"""

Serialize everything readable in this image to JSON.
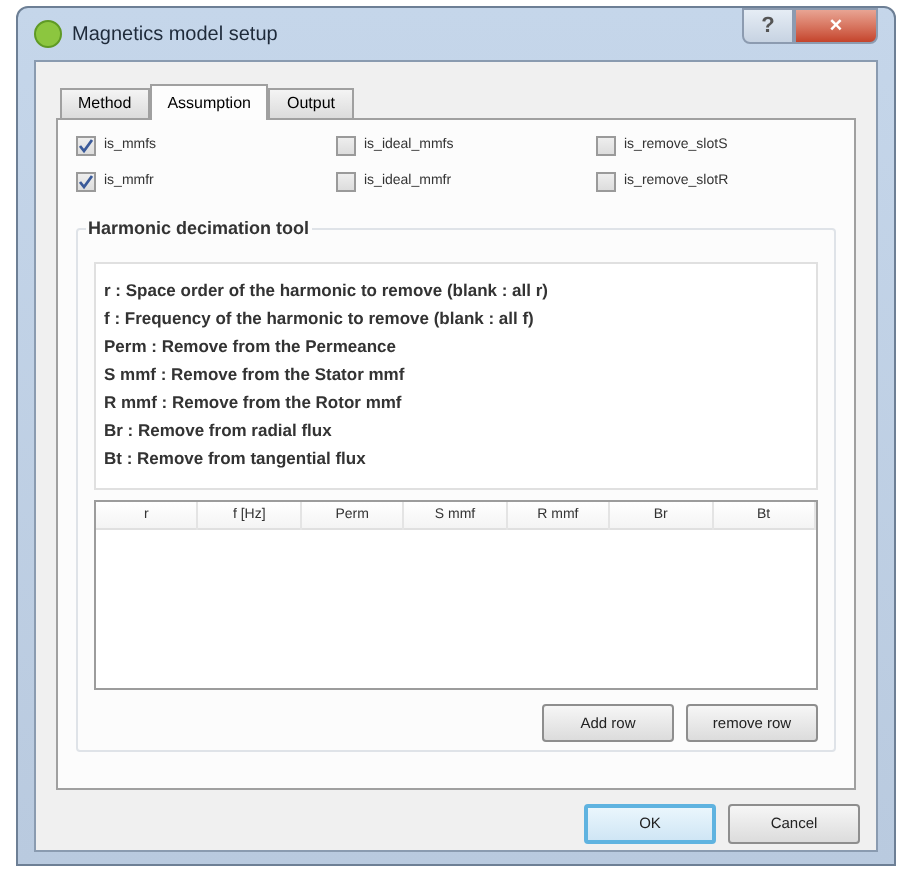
{
  "window": {
    "title": "Magnetics model setup",
    "buttons": [
      {
        "kind": "help",
        "label": "?"
      },
      {
        "kind": "close",
        "label": "×"
      }
    ]
  },
  "tabs": [
    {
      "label": "Method",
      "selected": false
    },
    {
      "label": "Assumption",
      "selected": true
    },
    {
      "label": "Output",
      "selected": false
    }
  ],
  "options": [
    {
      "label": "is_mmfs",
      "checked": true
    },
    {
      "label": "is_ideal_mmfs",
      "checked": false
    },
    {
      "label": "is_remove_slotS",
      "checked": false
    },
    {
      "label": "is_mmfr",
      "checked": true
    },
    {
      "label": "is_ideal_mmfr",
      "checked": false
    },
    {
      "label": "is_remove_slotR",
      "checked": false
    }
  ],
  "group": {
    "title": "Harmonic decimation tool",
    "help_lines": [
      "r : Space order of the harmonic to remove (blank : all r)",
      "f : Frequency of the harmonic to remove (blank : all f)",
      "Perm : Remove from the Permeance",
      "S mmf : Remove from the Stator mmf",
      "R mmf : Remove from the Rotor mmf",
      "Br : Remove from radial flux",
      "Bt : Remove from tangential flux"
    ],
    "table": {
      "columns": [
        "r",
        "f [Hz]",
        "Perm",
        "S mmf",
        "R mmf",
        "Br",
        "Bt"
      ]
    },
    "buttons": [
      "Add row",
      "remove row"
    ]
  },
  "dialog_buttons": [
    {
      "label": "OK",
      "default": true
    },
    {
      "label": "Cancel",
      "default": false
    }
  ]
}
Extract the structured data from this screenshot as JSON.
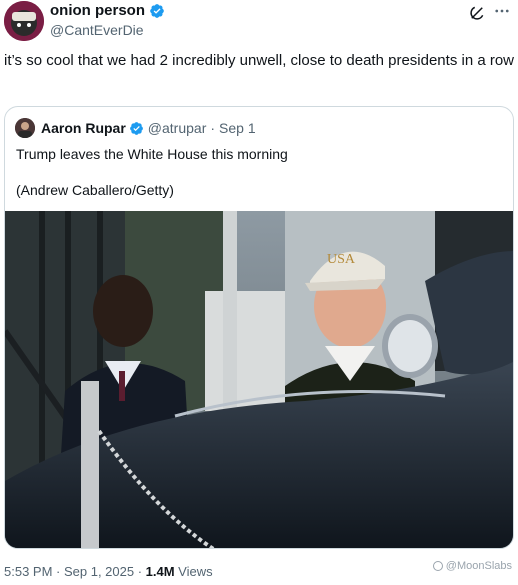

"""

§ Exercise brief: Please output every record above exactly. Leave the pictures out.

§ Answer to this exercise:
Serialize everything readable in this image to JSON.
{
  "window": {
    "title": "Magnetics model setup",
    "buttons": [
      {
        "kind": "help",
        "label": "?"
      },
      {
        "kind": "close",
        "label": "×"
      }
    ]
  },
  "tabs": [
    {
      "label": "Method",
      "selected": false
    },
    {
      "label": "Assumption",
      "selected": true
    },
    {
      "label": "Output",
      "selected": false
    }
  ],
  "options": [
    {
      "label": "is_mmfs",
      "checked": true
    },
    {
      "label": "is_ideal_mmfs",
      "checked": false
    },
    {
      "label": "is_remove_slotS",
      "checked": false
    },
    {
      "label": "is_mmfr",
      "checked": true
    },
    {
      "label": "is_ideal_mmfr",
      "checked": false
    },
    {
      "label": "is_remove_slotR",
      "checked": false
    }
  ],
  "group": {
    "title": "Harmonic decimation tool",
    "help_lines": [
      "r : Space order of the harmonic to remove (blank : all r)",
      "f : Frequency of the harmonic to remove (blank : all f)",
      "Perm : Remove from the Permeance",
      "S mmf : Remove from the Stator mmf",
      "R mmf : Remove from the Rotor mmf",
      "Br : Remove from radial flux",
      "Bt : Remove from tangential flux"
    ],
    "table": {
      "columns": [
        "r",
        "f [Hz]",
        "Perm",
        "S mmf",
        "R mmf",
        "Br",
        "Bt"
      ]
    },
    "buttons": [
      "Add row",
      "remove row"
    ]
  },
  "dialog_buttons": [
    {
      "label": "OK",
      "default": true
    },
    {
      "label": "Cancel",
      "default": false
    }
  ]
}
Extract the structured data from this screenshot as JSON.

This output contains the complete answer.